**Brief:** Copy out each line below exactly as written.

**Dataset excerpts:**
=====
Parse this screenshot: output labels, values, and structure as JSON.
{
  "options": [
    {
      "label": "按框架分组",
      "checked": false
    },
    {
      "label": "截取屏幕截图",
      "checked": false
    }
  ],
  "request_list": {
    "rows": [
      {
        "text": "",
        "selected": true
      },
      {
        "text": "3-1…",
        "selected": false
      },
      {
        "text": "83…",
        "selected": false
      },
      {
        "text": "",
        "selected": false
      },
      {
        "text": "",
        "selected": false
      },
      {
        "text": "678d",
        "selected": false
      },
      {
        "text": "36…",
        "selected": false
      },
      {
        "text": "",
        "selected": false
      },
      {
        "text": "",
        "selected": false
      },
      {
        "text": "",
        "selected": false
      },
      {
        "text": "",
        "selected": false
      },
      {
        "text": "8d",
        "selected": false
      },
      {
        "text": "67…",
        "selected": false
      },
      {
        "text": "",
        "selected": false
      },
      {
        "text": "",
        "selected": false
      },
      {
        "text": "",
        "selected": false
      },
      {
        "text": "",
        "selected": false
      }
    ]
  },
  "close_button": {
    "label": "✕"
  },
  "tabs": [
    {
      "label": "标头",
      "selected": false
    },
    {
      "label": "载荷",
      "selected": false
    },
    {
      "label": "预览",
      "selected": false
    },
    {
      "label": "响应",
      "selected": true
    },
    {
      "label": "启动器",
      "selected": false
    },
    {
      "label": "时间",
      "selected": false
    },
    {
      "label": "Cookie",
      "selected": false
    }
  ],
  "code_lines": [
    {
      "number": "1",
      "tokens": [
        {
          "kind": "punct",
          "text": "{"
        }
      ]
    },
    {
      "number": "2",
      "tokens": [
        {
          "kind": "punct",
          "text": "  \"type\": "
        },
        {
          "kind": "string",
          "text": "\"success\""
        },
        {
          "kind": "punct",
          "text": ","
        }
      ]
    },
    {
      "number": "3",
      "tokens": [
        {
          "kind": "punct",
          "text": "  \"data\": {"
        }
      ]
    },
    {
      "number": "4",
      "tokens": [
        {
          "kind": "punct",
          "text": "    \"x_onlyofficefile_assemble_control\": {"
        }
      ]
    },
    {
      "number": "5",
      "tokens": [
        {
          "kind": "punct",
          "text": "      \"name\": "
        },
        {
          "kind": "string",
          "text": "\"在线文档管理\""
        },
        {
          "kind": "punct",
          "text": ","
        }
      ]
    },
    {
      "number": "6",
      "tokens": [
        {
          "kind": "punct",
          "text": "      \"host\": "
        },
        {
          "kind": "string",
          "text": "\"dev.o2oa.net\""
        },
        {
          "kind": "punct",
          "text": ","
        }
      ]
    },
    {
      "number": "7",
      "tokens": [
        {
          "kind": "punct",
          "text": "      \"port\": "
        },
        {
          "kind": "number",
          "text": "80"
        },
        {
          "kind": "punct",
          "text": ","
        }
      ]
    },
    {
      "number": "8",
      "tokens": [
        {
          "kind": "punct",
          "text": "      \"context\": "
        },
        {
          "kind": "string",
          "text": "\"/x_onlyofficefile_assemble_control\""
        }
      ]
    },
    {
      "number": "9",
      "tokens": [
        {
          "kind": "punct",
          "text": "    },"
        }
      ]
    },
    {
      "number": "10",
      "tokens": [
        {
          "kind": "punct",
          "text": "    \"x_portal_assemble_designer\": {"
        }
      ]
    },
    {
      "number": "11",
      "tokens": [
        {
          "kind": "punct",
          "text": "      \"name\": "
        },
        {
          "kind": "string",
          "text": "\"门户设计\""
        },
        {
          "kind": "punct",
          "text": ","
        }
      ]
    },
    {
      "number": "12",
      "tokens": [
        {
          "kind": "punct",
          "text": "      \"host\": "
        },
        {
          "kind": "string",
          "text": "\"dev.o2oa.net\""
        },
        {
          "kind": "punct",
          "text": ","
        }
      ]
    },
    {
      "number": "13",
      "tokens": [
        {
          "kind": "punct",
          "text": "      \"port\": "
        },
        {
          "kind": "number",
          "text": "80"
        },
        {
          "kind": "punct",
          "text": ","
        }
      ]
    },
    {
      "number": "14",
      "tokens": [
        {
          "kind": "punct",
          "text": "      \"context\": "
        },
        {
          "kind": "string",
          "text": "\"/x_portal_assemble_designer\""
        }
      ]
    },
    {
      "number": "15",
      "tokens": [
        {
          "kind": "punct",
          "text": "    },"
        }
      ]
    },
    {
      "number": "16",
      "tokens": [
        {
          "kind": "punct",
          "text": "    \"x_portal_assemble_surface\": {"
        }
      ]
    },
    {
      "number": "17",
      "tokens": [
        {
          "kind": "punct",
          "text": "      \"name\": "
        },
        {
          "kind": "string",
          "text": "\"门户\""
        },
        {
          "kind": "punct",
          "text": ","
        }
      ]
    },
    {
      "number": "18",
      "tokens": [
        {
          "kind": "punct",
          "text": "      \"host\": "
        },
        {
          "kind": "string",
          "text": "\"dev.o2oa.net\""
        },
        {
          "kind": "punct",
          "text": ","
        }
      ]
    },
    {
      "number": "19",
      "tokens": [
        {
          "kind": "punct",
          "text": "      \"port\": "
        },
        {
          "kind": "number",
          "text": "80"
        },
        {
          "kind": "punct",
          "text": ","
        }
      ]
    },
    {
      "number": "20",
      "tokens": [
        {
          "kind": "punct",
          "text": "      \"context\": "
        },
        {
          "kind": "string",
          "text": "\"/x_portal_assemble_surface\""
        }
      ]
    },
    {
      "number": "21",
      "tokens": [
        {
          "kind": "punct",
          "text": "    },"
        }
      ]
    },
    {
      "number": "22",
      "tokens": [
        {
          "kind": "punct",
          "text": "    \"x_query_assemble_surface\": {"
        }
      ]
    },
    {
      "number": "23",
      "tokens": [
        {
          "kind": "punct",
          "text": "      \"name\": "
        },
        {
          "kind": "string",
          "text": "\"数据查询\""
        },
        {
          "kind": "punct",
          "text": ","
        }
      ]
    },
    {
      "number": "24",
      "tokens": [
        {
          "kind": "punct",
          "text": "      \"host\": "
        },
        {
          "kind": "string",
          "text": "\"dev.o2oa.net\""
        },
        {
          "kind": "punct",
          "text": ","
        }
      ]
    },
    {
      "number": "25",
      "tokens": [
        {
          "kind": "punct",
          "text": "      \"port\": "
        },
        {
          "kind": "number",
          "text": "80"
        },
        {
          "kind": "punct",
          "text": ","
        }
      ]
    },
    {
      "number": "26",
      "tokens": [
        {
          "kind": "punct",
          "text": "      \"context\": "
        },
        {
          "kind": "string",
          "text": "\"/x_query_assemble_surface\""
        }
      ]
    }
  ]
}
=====
**Result of this task:**
Parse this screenshot: output labels, values, and structure as JSON.
{
  "options": [
    {
      "label": "按框架分组",
      "checked": false
    },
    {
      "label": "截取屏幕截图",
      "checked": false
    }
  ],
  "request_list": {
    "rows": [
      {
        "text": "",
        "selected": true
      },
      {
        "text": "3-1…",
        "selected": false
      },
      {
        "text": "83…",
        "selected": false
      },
      {
        "text": "",
        "selected": false
      },
      {
        "text": "",
        "selected": false
      },
      {
        "text": "678d",
        "selected": false
      },
      {
        "text": "36…",
        "selected": false
      },
      {
        "text": "",
        "selected": false
      },
      {
        "text": "",
        "selected": false
      },
      {
        "text": "",
        "selected": false
      },
      {
        "text": "",
        "selected": false
      },
      {
        "text": "8d",
        "selected": false
      },
      {
        "text": "67…",
        "selected": false
      },
      {
        "text": "",
        "selected": false
      },
      {
        "text": "",
        "selected": false
      },
      {
        "text": "",
        "selected": false
      },
      {
        "text": "",
        "selected": false
      }
    ]
  },
  "close_button": {
    "label": "✕"
  },
  "tabs": [
    {
      "label": "标头",
      "selected": false
    },
    {
      "label": "载荷",
      "selected": false
    },
    {
      "label": "预览",
      "selected": false
    },
    {
      "label": "响应",
      "selected": true
    },
    {
      "label": "启动器",
      "selected": false
    },
    {
      "label": "时间",
      "selected": false
    },
    {
      "label": "Cookie",
      "selected": false
    }
  ],
  "code_lines": [
    {
      "number": "1",
      "tokens": [
        {
          "kind": "punct",
          "text": "{"
        }
      ]
    },
    {
      "number": "2",
      "tokens": [
        {
          "kind": "punct",
          "text": "  \"type\": "
        },
        {
          "kind": "string",
          "text": "\"success\""
        },
        {
          "kind": "punct",
          "text": ","
        }
      ]
    },
    {
      "number": "3",
      "tokens": [
        {
          "kind": "punct",
          "text": "  \"data\": {"
        }
      ]
    },
    {
      "number": "4",
      "tokens": [
        {
          "kind": "punct",
          "text": "    \"x_onlyofficefile_assemble_control\": {"
        }
      ]
    },
    {
      "number": "5",
      "tokens": [
        {
          "kind": "punct",
          "text": "      \"name\": "
        },
        {
          "kind": "string",
          "text": "\"在线文档管理\""
        },
        {
          "kind": "punct",
          "text": ","
        }
      ]
    },
    {
      "number": "6",
      "tokens": [
        {
          "kind": "punct",
          "text": "      \"host\": "
        },
        {
          "kind": "string",
          "text": "\"dev.o2oa.net\""
        },
        {
          "kind": "punct",
          "text": ","
        }
      ]
    },
    {
      "number": "7",
      "tokens": [
        {
          "kind": "punct",
          "text": "      \"port\": "
        },
        {
          "kind": "number",
          "text": "80"
        },
        {
          "kind": "punct",
          "text": ","
        }
      ]
    },
    {
      "number": "8",
      "tokens": [
        {
          "kind": "punct",
          "text": "      \"context\": "
        },
        {
          "kind": "string",
          "text": "\"/x_onlyofficefile_assemble_control\""
        }
      ]
    },
    {
      "number": "9",
      "tokens": [
        {
          "kind": "punct",
          "text": "    },"
        }
      ]
    },
    {
      "number": "10",
      "tokens": [
        {
          "kind": "punct",
          "text": "    \"x_portal_assemble_designer\": {"
        }
      ]
    },
    {
      "number": "11",
      "tokens": [
        {
          "kind": "punct",
          "text": "      \"name\": "
        },
        {
          "kind": "string",
          "text": "\"门户设计\""
        },
        {
          "kind": "punct",
          "text": ","
        }
      ]
    },
    {
      "number": "12",
      "tokens": [
        {
          "kind": "punct",
          "text": "      \"host\": "
        },
        {
          "kind": "string",
          "text": "\"dev.o2oa.net\""
        },
        {
          "kind": "punct",
          "text": ","
        }
      ]
    },
    {
      "number": "13",
      "tokens": [
        {
          "kind": "punct",
          "text": "      \"port\": "
        },
        {
          "kind": "number",
          "text": "80"
        },
        {
          "kind": "punct",
          "text": ","
        }
      ]
    },
    {
      "number": "14",
      "tokens": [
        {
          "kind": "punct",
          "text": "      \"context\": "
        },
        {
          "kind": "string",
          "text": "\"/x_portal_assemble_designer\""
        }
      ]
    },
    {
      "number": "15",
      "tokens": [
        {
          "kind": "punct",
          "text": "    },"
        }
      ]
    },
    {
      "number": "16",
      "tokens": [
        {
          "kind": "punct",
          "text": "    \"x_portal_assemble_surface\": {"
        }
      ]
    },
    {
      "number": "17",
      "tokens": [
        {
          "kind": "punct",
          "text": "      \"name\": "
        },
        {
          "kind": "string",
          "text": "\"门户\""
        },
        {
          "kind": "punct",
          "text": ","
        }
      ]
    },
    {
      "number": "18",
      "tokens": [
        {
          "kind": "punct",
          "text": "      \"host\": "
        },
        {
          "kind": "string",
          "text": "\"dev.o2oa.net\""
        },
        {
          "kind": "punct",
          "text": ","
        }
      ]
    },
    {
      "number": "19",
      "tokens": [
        {
          "kind": "punct",
          "text": "      \"port\": "
        },
        {
          "kind": "number",
          "text": "80"
        },
        {
          "kind": "punct",
          "text": ","
        }
      ]
    },
    {
      "number": "20",
      "tokens": [
        {
          "kind": "punct",
          "text": "      \"context\": "
        },
        {
          "kind": "string",
          "text": "\"/x_portal_assemble_surface\""
        }
      ]
    },
    {
      "number": "21",
      "tokens": [
        {
          "kind": "punct",
          "text": "    },"
        }
      ]
    },
    {
      "number": "22",
      "tokens": [
        {
          "kind": "punct",
          "text": "    \"x_query_assemble_surface\": {"
        }
      ]
    },
    {
      "number": "23",
      "tokens": [
        {
          "kind": "punct",
          "text": "      \"name\": "
        },
        {
          "kind": "string",
          "text": "\"数据查询\""
        },
        {
          "kind": "punct",
          "text": ","
        }
      ]
    },
    {
      "number": "24",
      "tokens": [
        {
          "kind": "punct",
          "text": "      \"host\": "
        },
        {
          "kind": "string",
          "text": "\"dev.o2oa.net\""
        },
        {
          "kind": "punct",
          "text": ","
        }
      ]
    },
    {
      "number": "25",
      "tokens": [
        {
          "kind": "punct",
          "text": "      \"port\": "
        },
        {
          "kind": "number",
          "text": "80"
        },
        {
          "kind": "punct",
          "text": ","
        }
      ]
    },
    {
      "number": "26",
      "tokens": [
        {
          "kind": "punct",
          "text": "      \"context\": "
        },
        {
          "kind": "string",
          "text": "\"/x_query_assemble_surface\""
        }
      ]
    }
  ]
}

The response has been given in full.